• _Activity_: Looking at the records below, say how many lines contain "chevron". Nothing else belongs in the answer.

• _Data extracts_:
= Beginning of Section =
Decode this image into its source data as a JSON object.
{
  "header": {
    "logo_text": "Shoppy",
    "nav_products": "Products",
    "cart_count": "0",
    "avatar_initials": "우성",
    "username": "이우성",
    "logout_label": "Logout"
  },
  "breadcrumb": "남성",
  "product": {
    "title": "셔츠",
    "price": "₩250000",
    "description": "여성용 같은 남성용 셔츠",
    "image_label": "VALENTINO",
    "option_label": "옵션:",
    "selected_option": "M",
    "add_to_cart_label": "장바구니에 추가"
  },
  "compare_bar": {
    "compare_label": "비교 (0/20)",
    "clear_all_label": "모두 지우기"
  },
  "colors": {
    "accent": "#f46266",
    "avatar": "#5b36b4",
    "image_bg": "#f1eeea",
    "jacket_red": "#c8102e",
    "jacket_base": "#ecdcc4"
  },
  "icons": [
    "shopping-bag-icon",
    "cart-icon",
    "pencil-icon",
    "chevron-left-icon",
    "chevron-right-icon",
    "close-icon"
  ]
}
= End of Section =
• _Written solution_: 2